Records from a data source

-- Opening Marker --

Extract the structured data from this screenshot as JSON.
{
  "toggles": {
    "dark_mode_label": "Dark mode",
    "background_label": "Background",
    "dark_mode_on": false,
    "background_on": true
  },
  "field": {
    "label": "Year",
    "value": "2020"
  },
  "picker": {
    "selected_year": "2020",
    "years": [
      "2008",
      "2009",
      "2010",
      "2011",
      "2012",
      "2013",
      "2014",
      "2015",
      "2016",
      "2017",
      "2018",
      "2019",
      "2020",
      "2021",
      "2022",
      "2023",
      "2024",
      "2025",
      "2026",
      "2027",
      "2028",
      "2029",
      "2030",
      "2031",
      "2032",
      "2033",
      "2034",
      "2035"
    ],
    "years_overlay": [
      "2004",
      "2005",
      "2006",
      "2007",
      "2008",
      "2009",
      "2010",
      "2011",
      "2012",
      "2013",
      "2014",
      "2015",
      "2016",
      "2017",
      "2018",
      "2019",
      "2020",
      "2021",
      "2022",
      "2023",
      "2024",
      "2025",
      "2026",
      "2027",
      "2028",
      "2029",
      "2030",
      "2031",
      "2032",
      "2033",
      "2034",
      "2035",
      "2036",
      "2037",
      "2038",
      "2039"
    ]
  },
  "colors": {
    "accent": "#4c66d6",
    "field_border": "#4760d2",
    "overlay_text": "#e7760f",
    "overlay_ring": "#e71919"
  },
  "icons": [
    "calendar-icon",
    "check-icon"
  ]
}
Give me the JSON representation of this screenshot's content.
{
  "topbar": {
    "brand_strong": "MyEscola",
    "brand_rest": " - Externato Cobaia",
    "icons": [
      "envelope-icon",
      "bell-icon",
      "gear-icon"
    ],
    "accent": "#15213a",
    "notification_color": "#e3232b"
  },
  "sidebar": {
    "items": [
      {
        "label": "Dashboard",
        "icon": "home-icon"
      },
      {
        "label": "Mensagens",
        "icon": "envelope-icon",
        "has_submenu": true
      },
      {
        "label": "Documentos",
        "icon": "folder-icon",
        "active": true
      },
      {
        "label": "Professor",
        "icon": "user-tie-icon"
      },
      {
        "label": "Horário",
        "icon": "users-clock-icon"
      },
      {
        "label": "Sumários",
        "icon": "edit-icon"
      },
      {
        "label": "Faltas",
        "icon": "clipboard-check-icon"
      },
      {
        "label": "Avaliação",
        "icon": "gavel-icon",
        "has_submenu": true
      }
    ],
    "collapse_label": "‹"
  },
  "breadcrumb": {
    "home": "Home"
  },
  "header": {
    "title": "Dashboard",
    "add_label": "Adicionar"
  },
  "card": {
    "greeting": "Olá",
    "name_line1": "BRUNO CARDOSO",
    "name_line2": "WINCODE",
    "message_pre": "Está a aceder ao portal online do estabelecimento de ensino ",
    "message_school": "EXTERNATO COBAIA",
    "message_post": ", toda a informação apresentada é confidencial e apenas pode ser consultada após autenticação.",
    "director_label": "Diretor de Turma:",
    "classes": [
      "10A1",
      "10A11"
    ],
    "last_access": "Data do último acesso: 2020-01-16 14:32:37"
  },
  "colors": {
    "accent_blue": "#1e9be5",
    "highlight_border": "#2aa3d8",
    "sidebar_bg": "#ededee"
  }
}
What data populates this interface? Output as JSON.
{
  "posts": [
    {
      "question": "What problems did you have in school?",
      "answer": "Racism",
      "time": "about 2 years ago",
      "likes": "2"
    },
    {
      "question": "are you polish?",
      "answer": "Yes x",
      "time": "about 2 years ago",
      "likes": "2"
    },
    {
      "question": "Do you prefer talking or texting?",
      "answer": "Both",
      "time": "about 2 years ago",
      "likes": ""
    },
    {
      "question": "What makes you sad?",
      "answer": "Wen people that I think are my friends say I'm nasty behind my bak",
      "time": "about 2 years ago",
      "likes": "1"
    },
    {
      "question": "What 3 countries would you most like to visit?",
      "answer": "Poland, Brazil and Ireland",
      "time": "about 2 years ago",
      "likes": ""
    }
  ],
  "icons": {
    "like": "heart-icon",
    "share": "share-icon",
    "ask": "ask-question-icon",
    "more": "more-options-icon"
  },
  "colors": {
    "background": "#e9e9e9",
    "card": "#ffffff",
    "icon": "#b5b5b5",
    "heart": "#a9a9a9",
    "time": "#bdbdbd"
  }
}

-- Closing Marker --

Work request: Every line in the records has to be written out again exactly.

Answer for the task:
Extract the structured data from this screenshot as JSON.
{
  "toggles": {
    "dark_mode_label": "Dark mode",
    "background_label": "Background",
    "dark_mode_on": false,
    "background_on": true
  },
  "field": {
    "label": "Year",
    "value": "2020"
  },
  "picker": {
    "selected_year": "2020",
    "years": [
      "2008",
      "2009",
      "2010",
      "2011",
      "2012",
      "2013",
      "2014",
      "2015",
      "2016",
      "2017",
      "2018",
      "2019",
      "2020",
      "2021",
      "2022",
      "2023",
      "2024",
      "2025",
      "2026",
      "2027",
      "2028",
      "2029",
      "2030",
      "2031",
      "2032",
      "2033",
      "2034",
      "2035"
    ],
    "years_overlay": [
      "2004",
      "2005",
      "2006",
      "2007",
      "2008",
      "2009",
      "2010",
      "2011",
      "2012",
      "2013",
      "2014",
      "2015",
      "2016",
      "2017",
      "2018",
      "2019",
      "2020",
      "2021",
      "2022",
      "2023",
      "2024",
      "2025",
      "2026",
      "2027",
      "2028",
      "2029",
      "2030",
      "2031",
      "2032",
      "2033",
      "2034",
      "2035",
      "2036",
      "2037",
      "2038",
      "2039"
    ]
  },
  "colors": {
    "accent": "#4c66d6",
    "field_border": "#4760d2",
    "overlay_text": "#e7760f",
    "overlay_ring": "#e71919"
  },
  "icons": [
    "calendar-icon",
    "check-icon"
  ]
}
Give me the JSON representation of this screenshot's content.
{
  "topbar": {
    "brand_strong": "MyEscola",
    "brand_rest": " - Externato Cobaia",
    "icons": [
      "envelope-icon",
      "bell-icon",
      "gear-icon"
    ],
    "accent": "#15213a",
    "notification_color": "#e3232b"
  },
  "sidebar": {
    "items": [
      {
        "label": "Dashboard",
        "icon": "home-icon"
      },
      {
        "label": "Mensagens",
        "icon": "envelope-icon",
        "has_submenu": true
      },
      {
        "label": "Documentos",
        "icon": "folder-icon",
        "active": true
      },
      {
        "label": "Professor",
        "icon": "user-tie-icon"
      },
      {
        "label": "Horário",
        "icon": "users-clock-icon"
      },
      {
        "label": "Sumários",
        "icon": "edit-icon"
      },
      {
        "label": "Faltas",
        "icon": "clipboard-check-icon"
      },
      {
        "label": "Avaliação",
        "icon": "gavel-icon",
        "has_submenu": true
      }
    ],
    "collapse_label": "‹"
  },
  "breadcrumb": {
    "home": "Home"
  },
  "header": {
    "title": "Dashboard",
    "add_label": "Adicionar"
  },
  "card": {
    "greeting": "Olá",
    "name_line1": "BRUNO CARDOSO",
    "name_line2": "WINCODE",
    "message_pre": "Está a aceder ao portal online do estabelecimento de ensino ",
    "message_school": "EXTERNATO COBAIA",
    "message_post": ", toda a informação apresentada é confidencial e apenas pode ser consultada após autenticação.",
    "director_label": "Diretor de Turma:",
    "classes": [
      "10A1",
      "10A11"
    ],
    "last_access": "Data do último acesso: 2020-01-16 14:32:37"
  },
  "colors": {
    "accent_blue": "#1e9be5",
    "highlight_border": "#2aa3d8",
    "sidebar_bg": "#ededee"
  }
}
What data populates this interface? Output as JSON.
{
  "posts": [
    {
      "question": "What problems did you have in school?",
      "answer": "Racism",
      "time": "about 2 years ago",
      "likes": "2"
    },
    {
      "question": "are you polish?",
      "answer": "Yes x",
      "time": "about 2 years ago",
      "likes": "2"
    },
    {
      "question": "Do you prefer talking or texting?",
      "answer": "Both",
      "time": "about 2 years ago",
      "likes": ""
    },
    {
      "question": "What makes you sad?",
      "answer": "Wen people that I think are my friends say I'm nasty behind my bak",
      "time": "about 2 years ago",
      "likes": "1"
    },
    {
      "question": "What 3 countries would you most like to visit?",
      "answer": "Poland, Brazil and Ireland",
      "time": "about 2 years ago",
      "likes": ""
    }
  ],
  "icons": {
    "like": "heart-icon",
    "share": "share-icon",
    "ask": "ask-question-icon",
    "more": "more-options-icon"
  },
  "colors": {
    "background": "#e9e9e9",
    "card": "#ffffff",
    "icon": "#b5b5b5",
    "heart": "#a9a9a9",
    "time": "#bdbdbd"
  }
}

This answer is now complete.